It’s less than a week to go before the end of the year, and there is no agreement in sight that will stop the dreaded “fiscal cliff.” Is the economy doomed?
Well, no. Not necessarily, anyway. If the tax increases and budget cuts go into effect on January 1, we’re not going to wake up in the new year to bread lines and orphans selling apples on the streets. Nor is there likely to be a dramatic stock market crash. Many market analysts say that most investors have been factoring in the likelihood of going “over the cliff” into their buying and selling decisions for several days already.
Heidi Moore writes for The Guardian that last week U.S. corporations US sold $13 billion worth of bonds. “If investors were truly worried about the effect of the fiscal cliff on corporate earnings in the next few weeks, they would not be buying the bonds of big US companies,” Moore said.
Further, if the year-end deadline is missed, Congress still has some time to act and turn the fiscal cliff into a fiscal speed bump. For example, the increased taxes could be lowered again, retroactive to January 1.
This doesn’t mean we can be complacent, however. Nelson Schwartz writes for the New York Times that “if the deadlock in Washington persists much longer than a few weeks, the consequences will quickly mount, economists warn.”
What consequences? If no deal is reached, payroll and income taxes will go up for everyone. If the increases are not reversed, taxpayers with incomes of $40,000 to $65,000 would see their paychecks shrink about $1,500 next year. Other taxes would impact businesses and investors.
The “cliff” includes $85 billion in cuts to defense and domestic programs. These would not go into effect immediately. However, within a few months the cuts would result in cuts to government contracts as well as many benefit programs. This means lost jobs. Most economists think this would throw the country back into a recession.
The stock market may not react dramatically on January 1, but if the uncertainty continues more people may conclude that America is a risky investment.
Possibly the most dramatic effect would be a whopping 27 percent reduction in Medicare reimbursement rates. If not corrected, this cut could wreak havoc on Medicare, possibly leaving recipients without doctors willing to treat them.This could create terrible hardships for seniors, especially those with severe health challenges like mesothelioma.
How did that happen?
The biggest cause of the cut is that the annual “doc fix” is going unfixed. The “doc fix” refers to a formula for adjusting Medicare payments to doctors that was passed into law in the 1990s. The formula turned out to fall short of keeping up with costs, and so every year for nearly ten years Congress has passed a “doc fix” overriding the formula. The last “fix” runs out at the end of the year. On January 1, several years of deferred Medicare cuts go into effect.

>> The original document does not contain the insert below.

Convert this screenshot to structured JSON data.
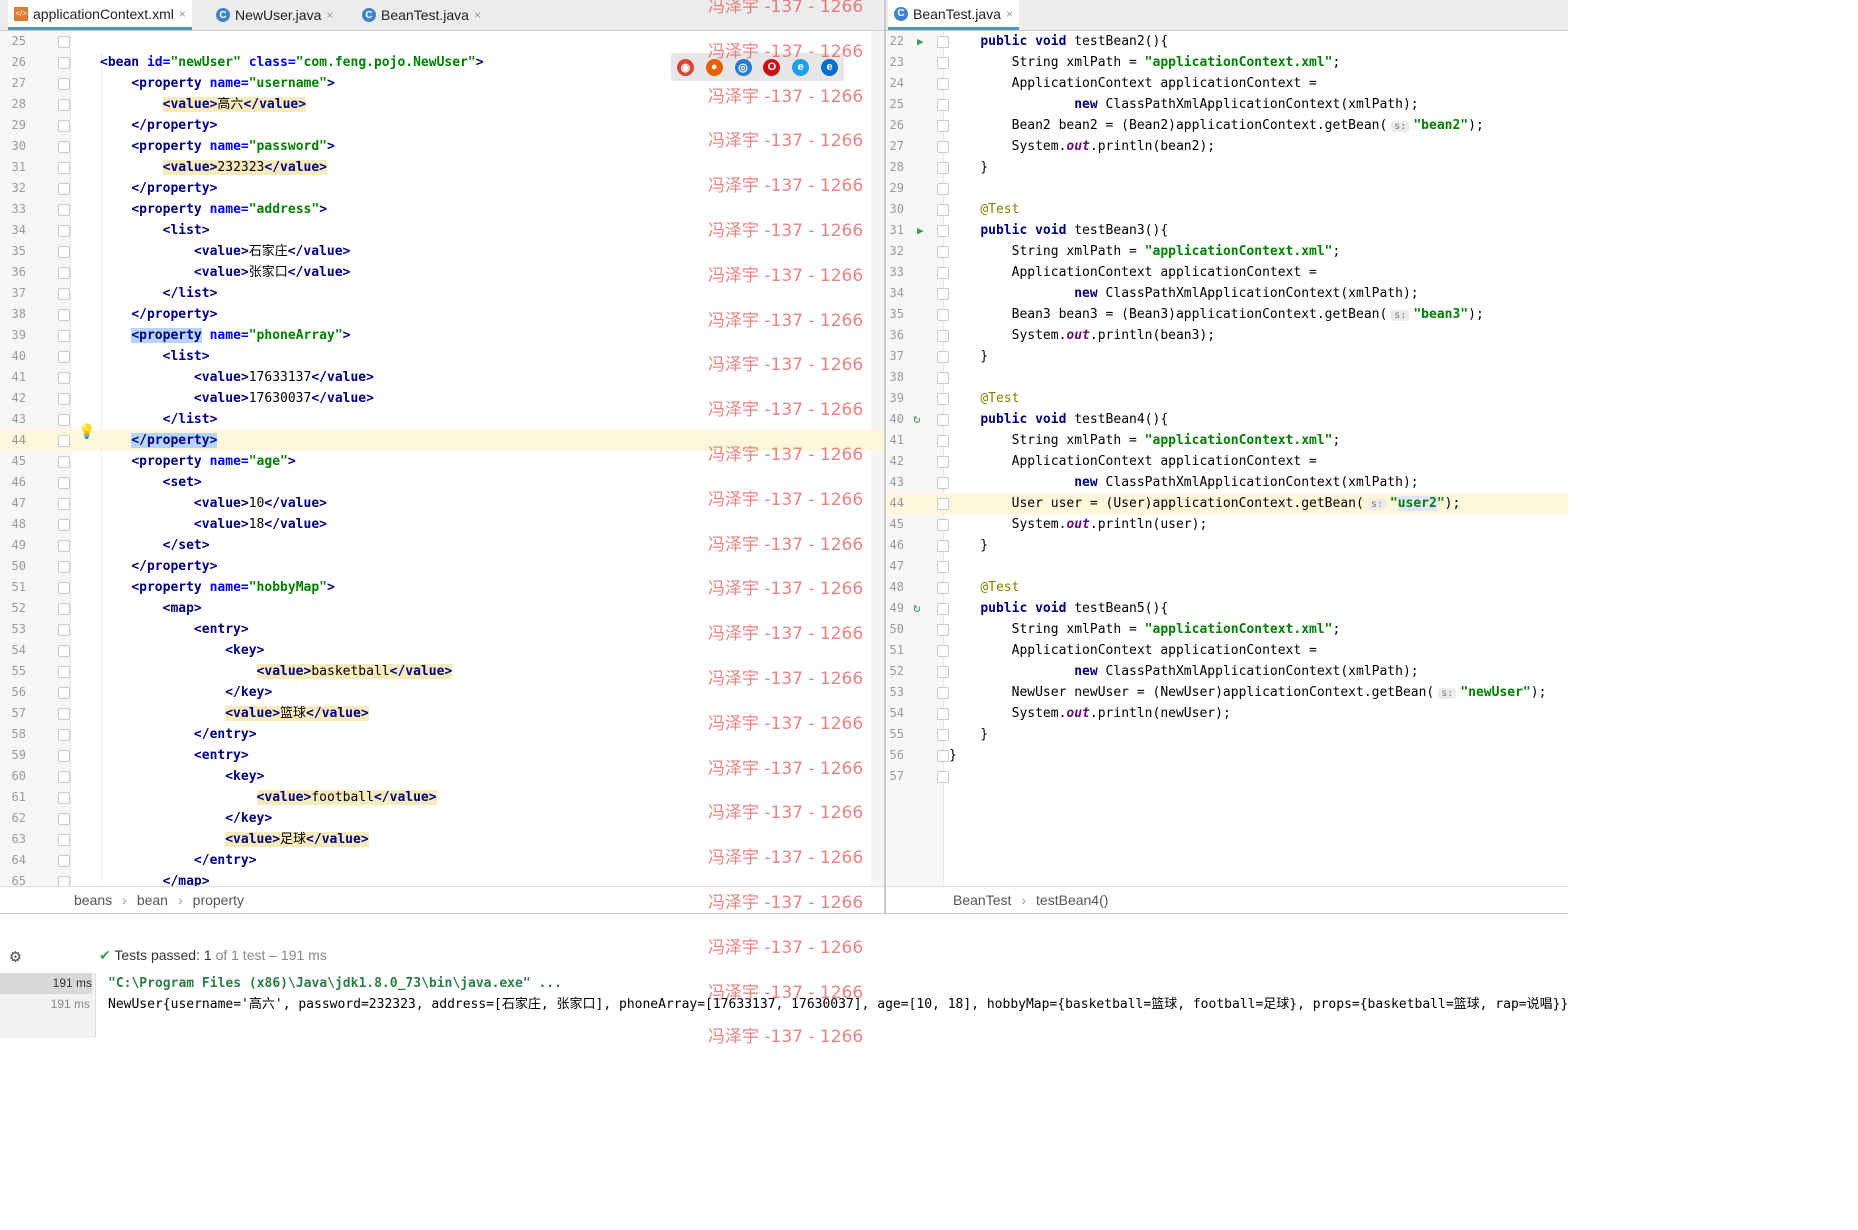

Finally, there’s the price of milk. One of the domestic programs about to end is a dairy industry subsidy that keeps milk affordable. Dairy industry analysts believe that without the subsidy, the price of milk could skyrocket to $6 a gallon.
Of course, it’s possible there will be a last-minute deal that will kick the can down the road. We will look at the possibilities in the next post.